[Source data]
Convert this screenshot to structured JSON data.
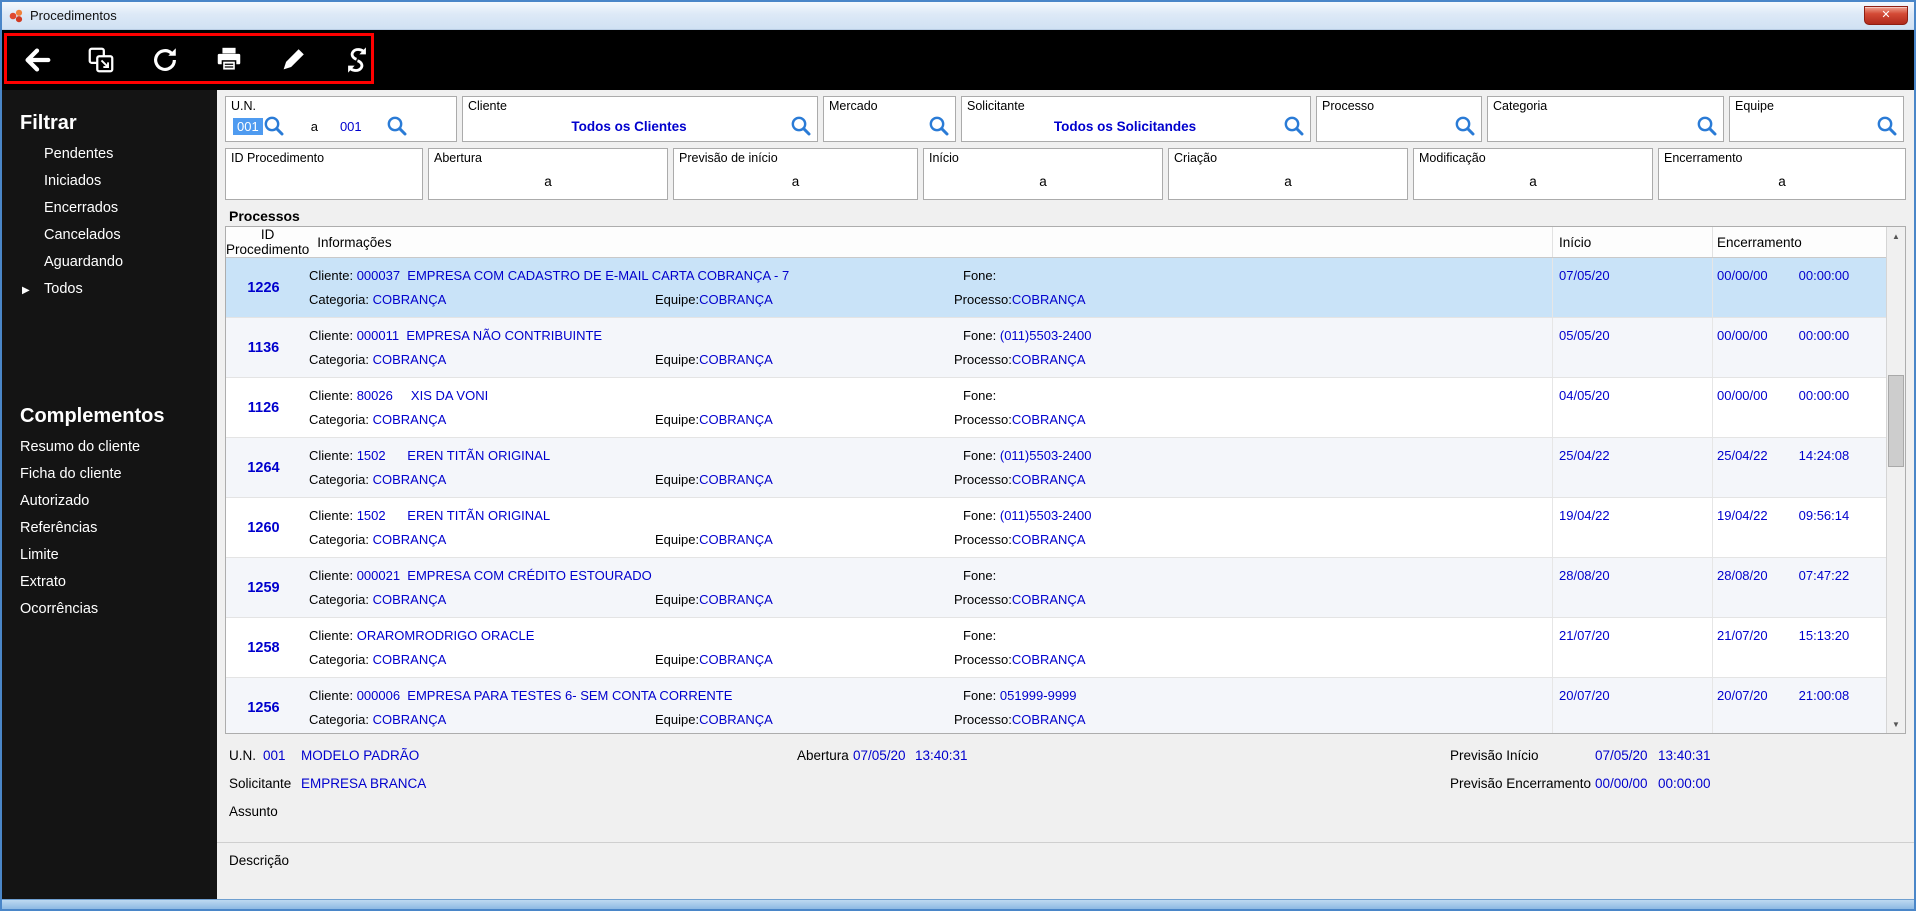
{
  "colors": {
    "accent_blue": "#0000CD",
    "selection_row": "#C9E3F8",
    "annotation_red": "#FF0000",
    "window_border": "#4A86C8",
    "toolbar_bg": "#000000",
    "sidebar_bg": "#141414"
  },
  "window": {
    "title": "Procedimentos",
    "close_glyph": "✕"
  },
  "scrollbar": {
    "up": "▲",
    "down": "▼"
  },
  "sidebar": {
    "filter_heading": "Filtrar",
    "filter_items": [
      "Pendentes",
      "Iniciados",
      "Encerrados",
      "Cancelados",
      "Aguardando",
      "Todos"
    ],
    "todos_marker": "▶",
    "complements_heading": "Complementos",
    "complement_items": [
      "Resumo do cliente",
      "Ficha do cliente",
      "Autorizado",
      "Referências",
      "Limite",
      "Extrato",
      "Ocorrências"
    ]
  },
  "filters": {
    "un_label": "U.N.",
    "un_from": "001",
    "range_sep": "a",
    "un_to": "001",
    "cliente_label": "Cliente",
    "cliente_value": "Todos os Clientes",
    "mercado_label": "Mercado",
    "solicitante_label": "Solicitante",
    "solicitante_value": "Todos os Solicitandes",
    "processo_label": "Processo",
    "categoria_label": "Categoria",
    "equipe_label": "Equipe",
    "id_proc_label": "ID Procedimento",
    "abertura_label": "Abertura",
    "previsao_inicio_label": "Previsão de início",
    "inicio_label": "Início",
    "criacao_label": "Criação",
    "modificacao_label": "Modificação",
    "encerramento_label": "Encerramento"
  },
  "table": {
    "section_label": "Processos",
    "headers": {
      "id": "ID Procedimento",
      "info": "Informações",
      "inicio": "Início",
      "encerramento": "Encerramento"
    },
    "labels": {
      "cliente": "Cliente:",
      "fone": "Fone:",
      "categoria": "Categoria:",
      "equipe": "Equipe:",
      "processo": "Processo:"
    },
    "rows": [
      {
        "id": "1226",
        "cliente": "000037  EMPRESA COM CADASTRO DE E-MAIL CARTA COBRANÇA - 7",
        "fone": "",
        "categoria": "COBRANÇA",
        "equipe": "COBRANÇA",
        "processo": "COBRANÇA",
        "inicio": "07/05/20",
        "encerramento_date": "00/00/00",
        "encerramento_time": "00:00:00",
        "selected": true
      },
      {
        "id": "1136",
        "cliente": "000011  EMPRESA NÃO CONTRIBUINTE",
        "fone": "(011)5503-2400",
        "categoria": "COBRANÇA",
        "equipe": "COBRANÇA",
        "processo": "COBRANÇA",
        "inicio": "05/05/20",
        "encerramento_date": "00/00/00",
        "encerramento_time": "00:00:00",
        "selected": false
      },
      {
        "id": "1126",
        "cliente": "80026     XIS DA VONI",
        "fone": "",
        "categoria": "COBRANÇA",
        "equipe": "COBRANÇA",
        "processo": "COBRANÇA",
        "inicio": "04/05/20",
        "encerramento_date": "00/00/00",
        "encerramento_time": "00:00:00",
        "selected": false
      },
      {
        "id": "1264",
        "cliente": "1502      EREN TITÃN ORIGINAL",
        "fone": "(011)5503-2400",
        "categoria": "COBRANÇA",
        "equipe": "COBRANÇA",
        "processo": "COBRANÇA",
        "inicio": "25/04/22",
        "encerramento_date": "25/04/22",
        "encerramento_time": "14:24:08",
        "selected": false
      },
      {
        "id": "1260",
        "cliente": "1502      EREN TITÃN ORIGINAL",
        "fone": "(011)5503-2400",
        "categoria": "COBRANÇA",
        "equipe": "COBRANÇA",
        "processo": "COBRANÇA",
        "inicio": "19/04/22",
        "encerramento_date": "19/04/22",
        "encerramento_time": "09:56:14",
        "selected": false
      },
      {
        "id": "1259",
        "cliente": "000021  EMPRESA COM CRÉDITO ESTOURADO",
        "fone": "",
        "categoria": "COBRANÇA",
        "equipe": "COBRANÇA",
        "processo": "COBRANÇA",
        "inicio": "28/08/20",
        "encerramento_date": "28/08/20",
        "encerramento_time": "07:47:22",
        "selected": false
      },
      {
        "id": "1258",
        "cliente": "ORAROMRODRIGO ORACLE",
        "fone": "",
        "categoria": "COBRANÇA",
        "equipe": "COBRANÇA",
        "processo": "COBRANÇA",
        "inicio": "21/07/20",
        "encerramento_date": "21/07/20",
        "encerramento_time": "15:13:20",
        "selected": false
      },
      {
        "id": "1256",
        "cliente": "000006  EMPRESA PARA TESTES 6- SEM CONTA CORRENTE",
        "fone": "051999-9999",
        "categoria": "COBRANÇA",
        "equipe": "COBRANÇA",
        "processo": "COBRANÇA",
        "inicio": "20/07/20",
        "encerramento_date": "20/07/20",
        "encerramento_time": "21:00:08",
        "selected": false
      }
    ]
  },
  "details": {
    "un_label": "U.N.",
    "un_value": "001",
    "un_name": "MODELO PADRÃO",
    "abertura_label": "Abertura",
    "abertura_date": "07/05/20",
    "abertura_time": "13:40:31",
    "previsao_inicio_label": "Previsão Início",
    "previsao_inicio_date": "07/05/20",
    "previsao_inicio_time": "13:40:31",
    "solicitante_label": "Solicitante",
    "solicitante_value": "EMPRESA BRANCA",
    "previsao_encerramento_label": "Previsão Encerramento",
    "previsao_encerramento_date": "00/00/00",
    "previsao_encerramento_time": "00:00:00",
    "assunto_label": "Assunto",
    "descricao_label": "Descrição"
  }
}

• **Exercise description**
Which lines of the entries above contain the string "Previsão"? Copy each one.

• **Task answer**
    "previsao_inicio_label": "Previsão de início",
    "previsao_inicio_label": "Previsão Início",
    "previsao_encerramento_label": "Previsão Encerramento",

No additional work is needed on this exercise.